_REQUIRED WORK_
All of the entries below are to be copied without any alteration.

Page and application data records
***
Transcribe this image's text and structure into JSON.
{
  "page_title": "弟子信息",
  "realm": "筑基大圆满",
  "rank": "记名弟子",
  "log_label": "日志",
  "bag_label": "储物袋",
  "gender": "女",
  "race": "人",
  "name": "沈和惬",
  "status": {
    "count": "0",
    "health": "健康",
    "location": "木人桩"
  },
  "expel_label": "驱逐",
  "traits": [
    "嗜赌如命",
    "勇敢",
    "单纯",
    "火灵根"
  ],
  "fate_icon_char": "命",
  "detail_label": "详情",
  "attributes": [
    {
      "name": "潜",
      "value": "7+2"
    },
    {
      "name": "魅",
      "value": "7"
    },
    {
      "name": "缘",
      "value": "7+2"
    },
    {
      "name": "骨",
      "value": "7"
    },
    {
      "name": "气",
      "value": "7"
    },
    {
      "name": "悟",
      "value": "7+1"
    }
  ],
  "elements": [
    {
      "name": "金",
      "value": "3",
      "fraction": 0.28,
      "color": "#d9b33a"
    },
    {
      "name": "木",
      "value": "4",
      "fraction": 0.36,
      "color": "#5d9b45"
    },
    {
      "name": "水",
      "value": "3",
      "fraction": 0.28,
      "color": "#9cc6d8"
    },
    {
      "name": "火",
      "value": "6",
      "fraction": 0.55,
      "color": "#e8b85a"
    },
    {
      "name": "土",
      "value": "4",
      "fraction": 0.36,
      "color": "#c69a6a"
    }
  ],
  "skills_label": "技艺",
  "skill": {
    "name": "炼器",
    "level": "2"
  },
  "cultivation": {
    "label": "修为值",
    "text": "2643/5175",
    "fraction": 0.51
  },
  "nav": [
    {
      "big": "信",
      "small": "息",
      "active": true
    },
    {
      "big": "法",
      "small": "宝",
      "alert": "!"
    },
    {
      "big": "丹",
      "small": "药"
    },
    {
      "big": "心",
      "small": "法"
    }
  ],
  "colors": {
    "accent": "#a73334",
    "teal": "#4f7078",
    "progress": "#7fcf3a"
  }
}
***
_FINAL ANSWER_
Transcribe this image's text and structure into JSON.
{
  "page_title": "弟子信息",
  "realm": "筑基大圆满",
  "rank": "记名弟子",
  "log_label": "日志",
  "bag_label": "储物袋",
  "gender": "女",
  "race": "人",
  "name": "沈和惬",
  "status": {
    "count": "0",
    "health": "健康",
    "location": "木人桩"
  },
  "expel_label": "驱逐",
  "traits": [
    "嗜赌如命",
    "勇敢",
    "单纯",
    "火灵根"
  ],
  "fate_icon_char": "命",
  "detail_label": "详情",
  "attributes": [
    {
      "name": "潜",
      "value": "7+2"
    },
    {
      "name": "魅",
      "value": "7"
    },
    {
      "name": "缘",
      "value": "7+2"
    },
    {
      "name": "骨",
      "value": "7"
    },
    {
      "name": "气",
      "value": "7"
    },
    {
      "name": "悟",
      "value": "7+1"
    }
  ],
  "elements": [
    {
      "name": "金",
      "value": "3",
      "fraction": 0.28,
      "color": "#d9b33a"
    },
    {
      "name": "木",
      "value": "4",
      "fraction": 0.36,
      "color": "#5d9b45"
    },
    {
      "name": "水",
      "value": "3",
      "fraction": 0.28,
      "color": "#9cc6d8"
    },
    {
      "name": "火",
      "value": "6",
      "fraction": 0.55,
      "color": "#e8b85a"
    },
    {
      "name": "土",
      "value": "4",
      "fraction": 0.36,
      "color": "#c69a6a"
    }
  ],
  "skills_label": "技艺",
  "skill": {
    "name": "炼器",
    "level": "2"
  },
  "cultivation": {
    "label": "修为值",
    "text": "2643/5175",
    "fraction": 0.51
  },
  "nav": [
    {
      "big": "信",
      "small": "息",
      "active": true
    },
    {
      "big": "法",
      "small": "宝",
      "alert": "!"
    },
    {
      "big": "丹",
      "small": "药"
    },
    {
      "big": "心",
      "small": "法"
    }
  ],
  "colors": {
    "accent": "#a73334",
    "teal": "#4f7078",
    "progress": "#7fcf3a"
  }
}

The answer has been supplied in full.